**Work required**
The answer must be every line from the entries below that includes "structured".

--- START ---

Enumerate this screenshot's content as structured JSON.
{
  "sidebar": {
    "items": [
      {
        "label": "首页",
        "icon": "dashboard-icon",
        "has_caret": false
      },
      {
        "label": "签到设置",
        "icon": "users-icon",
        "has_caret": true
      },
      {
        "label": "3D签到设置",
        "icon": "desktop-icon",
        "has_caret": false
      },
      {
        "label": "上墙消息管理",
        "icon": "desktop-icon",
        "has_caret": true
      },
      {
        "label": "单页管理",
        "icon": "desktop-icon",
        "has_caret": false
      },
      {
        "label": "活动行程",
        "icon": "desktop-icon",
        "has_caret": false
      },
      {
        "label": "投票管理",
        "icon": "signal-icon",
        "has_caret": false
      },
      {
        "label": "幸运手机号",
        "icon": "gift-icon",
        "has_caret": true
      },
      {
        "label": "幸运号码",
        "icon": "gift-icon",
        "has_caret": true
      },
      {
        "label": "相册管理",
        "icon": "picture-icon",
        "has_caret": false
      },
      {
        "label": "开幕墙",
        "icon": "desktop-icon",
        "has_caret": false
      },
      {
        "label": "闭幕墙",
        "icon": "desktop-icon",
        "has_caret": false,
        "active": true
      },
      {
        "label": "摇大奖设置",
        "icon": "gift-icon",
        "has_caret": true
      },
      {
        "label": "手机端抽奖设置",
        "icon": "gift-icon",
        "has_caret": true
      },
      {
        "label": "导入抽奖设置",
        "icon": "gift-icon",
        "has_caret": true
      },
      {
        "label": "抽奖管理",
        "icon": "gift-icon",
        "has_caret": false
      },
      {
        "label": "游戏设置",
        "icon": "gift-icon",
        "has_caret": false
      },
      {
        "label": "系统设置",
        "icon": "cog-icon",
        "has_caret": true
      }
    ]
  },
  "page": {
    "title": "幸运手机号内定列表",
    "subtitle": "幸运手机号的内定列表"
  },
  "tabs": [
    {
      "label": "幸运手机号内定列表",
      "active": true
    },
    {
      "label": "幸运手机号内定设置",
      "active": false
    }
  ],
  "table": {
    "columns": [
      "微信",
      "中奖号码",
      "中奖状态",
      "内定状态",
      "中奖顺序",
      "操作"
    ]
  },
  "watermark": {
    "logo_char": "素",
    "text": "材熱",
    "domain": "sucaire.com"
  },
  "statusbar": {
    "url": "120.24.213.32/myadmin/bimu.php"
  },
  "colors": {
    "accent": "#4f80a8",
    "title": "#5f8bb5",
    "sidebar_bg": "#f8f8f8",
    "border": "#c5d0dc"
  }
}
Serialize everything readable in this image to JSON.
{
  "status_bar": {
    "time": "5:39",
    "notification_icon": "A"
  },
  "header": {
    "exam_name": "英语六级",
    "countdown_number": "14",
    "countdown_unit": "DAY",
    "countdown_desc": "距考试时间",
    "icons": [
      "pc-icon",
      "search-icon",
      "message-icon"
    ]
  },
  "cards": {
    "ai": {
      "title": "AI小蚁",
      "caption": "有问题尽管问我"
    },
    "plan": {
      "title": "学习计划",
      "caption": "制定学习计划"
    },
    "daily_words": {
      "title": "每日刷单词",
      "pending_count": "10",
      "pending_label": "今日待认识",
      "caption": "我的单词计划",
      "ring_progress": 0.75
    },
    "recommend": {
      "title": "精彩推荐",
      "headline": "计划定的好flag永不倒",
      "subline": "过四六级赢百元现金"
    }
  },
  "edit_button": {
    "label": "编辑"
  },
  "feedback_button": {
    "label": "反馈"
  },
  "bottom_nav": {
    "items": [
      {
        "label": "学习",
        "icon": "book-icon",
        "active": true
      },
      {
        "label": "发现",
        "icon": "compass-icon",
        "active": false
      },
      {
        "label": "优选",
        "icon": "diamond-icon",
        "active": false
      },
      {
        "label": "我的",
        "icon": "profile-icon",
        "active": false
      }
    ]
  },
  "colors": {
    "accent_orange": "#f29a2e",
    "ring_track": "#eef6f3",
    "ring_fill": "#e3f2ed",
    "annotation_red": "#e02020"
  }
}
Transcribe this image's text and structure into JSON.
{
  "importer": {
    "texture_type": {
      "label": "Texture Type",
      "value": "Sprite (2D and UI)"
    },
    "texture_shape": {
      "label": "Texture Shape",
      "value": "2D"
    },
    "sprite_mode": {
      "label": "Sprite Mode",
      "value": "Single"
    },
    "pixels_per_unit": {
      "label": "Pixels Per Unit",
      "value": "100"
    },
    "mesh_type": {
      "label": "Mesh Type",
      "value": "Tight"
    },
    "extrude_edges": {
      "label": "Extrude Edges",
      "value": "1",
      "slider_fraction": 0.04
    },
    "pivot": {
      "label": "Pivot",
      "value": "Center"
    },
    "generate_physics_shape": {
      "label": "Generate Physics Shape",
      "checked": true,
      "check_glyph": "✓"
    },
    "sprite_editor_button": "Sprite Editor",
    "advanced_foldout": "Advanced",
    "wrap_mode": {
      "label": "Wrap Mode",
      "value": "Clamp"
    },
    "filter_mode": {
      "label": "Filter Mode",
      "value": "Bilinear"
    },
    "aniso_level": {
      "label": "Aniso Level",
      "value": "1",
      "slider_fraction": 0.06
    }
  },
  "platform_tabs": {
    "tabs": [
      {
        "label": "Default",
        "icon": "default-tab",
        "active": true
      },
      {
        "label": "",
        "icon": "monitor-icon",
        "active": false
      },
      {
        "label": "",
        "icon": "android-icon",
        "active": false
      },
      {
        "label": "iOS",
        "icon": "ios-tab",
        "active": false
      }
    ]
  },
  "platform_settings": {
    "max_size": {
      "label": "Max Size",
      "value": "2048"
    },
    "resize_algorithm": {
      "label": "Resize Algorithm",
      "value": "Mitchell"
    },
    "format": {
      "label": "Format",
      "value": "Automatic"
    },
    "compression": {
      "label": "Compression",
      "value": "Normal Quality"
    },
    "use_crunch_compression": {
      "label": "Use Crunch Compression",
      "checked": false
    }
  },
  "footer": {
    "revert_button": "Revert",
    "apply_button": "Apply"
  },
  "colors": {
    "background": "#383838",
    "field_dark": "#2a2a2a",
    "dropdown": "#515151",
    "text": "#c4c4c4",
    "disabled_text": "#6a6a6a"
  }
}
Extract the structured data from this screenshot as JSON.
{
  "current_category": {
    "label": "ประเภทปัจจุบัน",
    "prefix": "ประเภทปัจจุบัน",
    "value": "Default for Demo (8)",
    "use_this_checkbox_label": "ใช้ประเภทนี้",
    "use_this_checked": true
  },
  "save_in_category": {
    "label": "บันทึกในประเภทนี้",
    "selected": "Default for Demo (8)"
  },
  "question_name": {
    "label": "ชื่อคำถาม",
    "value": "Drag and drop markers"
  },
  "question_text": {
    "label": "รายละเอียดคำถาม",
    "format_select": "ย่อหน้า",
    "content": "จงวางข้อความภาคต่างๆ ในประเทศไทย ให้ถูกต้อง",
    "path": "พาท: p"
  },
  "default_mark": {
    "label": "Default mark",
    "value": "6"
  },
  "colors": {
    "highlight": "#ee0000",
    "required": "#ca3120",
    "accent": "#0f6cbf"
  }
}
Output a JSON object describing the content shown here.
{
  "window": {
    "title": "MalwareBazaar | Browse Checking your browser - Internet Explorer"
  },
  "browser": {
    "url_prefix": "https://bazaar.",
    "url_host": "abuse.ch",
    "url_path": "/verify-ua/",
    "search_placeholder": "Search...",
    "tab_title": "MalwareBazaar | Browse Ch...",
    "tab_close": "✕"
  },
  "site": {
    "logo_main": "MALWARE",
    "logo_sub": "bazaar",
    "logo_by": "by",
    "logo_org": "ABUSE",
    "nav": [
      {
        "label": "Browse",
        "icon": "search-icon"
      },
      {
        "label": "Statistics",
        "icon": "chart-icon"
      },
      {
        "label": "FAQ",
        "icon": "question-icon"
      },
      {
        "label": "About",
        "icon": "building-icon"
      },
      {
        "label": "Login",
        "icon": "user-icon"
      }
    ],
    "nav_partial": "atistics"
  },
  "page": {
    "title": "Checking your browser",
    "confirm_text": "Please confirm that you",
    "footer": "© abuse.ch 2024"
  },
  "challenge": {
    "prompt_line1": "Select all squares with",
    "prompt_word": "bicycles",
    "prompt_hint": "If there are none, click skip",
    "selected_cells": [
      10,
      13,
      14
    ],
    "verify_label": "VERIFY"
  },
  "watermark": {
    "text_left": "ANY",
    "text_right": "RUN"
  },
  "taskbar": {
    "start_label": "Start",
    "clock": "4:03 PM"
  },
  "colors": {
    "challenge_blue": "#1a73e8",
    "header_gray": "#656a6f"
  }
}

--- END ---

**Answer to the problem**
Enumerate this screenshot's content as structured JSON.
Extract the structured data from this screenshot as JSON.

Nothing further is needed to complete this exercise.